Ardila’s campaign also has the support of the Working Families Party, DC37, New York Immigration Action, Make the Road Action, Open New York, Community Voices Heard (CVH), Churches United For Fair Housing Action (CUFFH) and local Democratic leaders including Emilia Decaudin, Jesse Laymon, and Derek Evers.

I’m honored to have the support of a dedicated public servant like Borough President Richards. He works hard every day to help educate our kids, keep our community safe, and he has a plan for addressing climate change,” Ardila said. “It is wonderful to have the backing of the people who understand the needs of our community and the challenges we face.”

Ardila announced the launch of his campaign earlier this year, as the Maspeth native is looking to garner enough votes in a crowded field of candidates including Johanna Carmona, Jim Magee and Brent O’Leary. Last year, Ardila fell in a tight race against City Council member Robert Holden in the 30th Council District, garnering 45 percent of the vote.

The Democratic primary for the open seat will be held on Tuesday, June 28th.

Ardila to make bid for vacant Assembly seat

Nolan retiring after serving for the last 38 years

BY EVAN TRIANTAFILIDIS

Juan Ardila is running for State Assembly.

The Maspeth native will enter the June 28th Democratic Primary to replace Cathy Nolan, who is retiring after 38 years of service. The 37th District includes the neighborhoods of Long Island City, Maspeth, Ridgewood, and Sunnyside

“Queens residents deserve affordable housing, improved public transit, and a plan to combat climate change,” said Ardila. “Growing up in an immigrant family, I have experienced how important it is to have representation that understands how government can impact our lives.

“In Albany, I will be a champion for our seniors, our workers, and our tenants,” he added. “I am excited for a better future for all New Yorkers.”

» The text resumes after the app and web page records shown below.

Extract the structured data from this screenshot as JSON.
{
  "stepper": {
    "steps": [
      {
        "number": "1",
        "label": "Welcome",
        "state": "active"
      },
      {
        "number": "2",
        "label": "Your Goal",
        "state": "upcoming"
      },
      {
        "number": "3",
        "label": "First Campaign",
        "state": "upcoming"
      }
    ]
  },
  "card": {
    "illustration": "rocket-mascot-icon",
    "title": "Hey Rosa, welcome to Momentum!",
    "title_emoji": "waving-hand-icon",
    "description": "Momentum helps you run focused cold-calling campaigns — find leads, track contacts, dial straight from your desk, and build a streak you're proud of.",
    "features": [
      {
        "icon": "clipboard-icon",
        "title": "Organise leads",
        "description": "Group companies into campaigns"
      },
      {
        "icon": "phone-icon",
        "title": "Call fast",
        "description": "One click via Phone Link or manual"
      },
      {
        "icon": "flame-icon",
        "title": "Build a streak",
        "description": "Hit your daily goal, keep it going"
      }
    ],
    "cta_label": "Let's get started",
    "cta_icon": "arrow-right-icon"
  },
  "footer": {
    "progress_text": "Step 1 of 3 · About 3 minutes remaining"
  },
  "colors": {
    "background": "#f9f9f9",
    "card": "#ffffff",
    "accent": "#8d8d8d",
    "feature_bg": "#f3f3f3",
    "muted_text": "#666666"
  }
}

Ardila is a first-generation American, the son of a Columbian father and Honduran-Cuban mother. After seeing his mother nearly deported and watching other family members face persecution from gang violence in Honduras, Ardila began his journey to public service.

He earned a B.A. in Political Science from Fordham University and a master’s degree in Public Administration from NYU. He attended St. Adalbert Catholic Academy in Elmhurst before going to high school in Briarwood at Archbishop Molloy High School.

Ardila previously served as a staffer in the office of Brad Lander when he was in the City Council. He also worked at the International Rescue Committee in Manhattan and as a consultant at the city’s Department of Education.

He currently works at the Legal Aid Society.

Last year, Ardila challenged Councilman Robert Holden in the Democratic Primary. He fell 926 votes short of defeating the incumbent, garnering 45 percent of the vote.

Ardila’s Assembly bid has already earned the endorsements of State Senator Jessica Ramos, Assemblywoman Catalina Cruz, and Councilwoman Jennifer Gutierrez.

“Juan draws on his experience in providing legal representation for all New Yorkers, and will bring his unwavering dedication to listen to working families,” said Ramos, “to organize his community around key priorities such as housing infrastructure, increased access to public transportation, and a more inclusive public education system.”

Ardila’s also has the backing of Make the Road Action and Churches United for Fair Housing Action.

“Juan Ardila is a fighter for his community who has stood with immigrant, LatinX, Black, and working-class members of his community in the fight for respect and dignity,” said Theo Oshiro, co-executive director of Make the Road Action. “We were proud to support him before, and we’re proud to support him again.”

Fill the Form for Events, Advertisement or Business Listing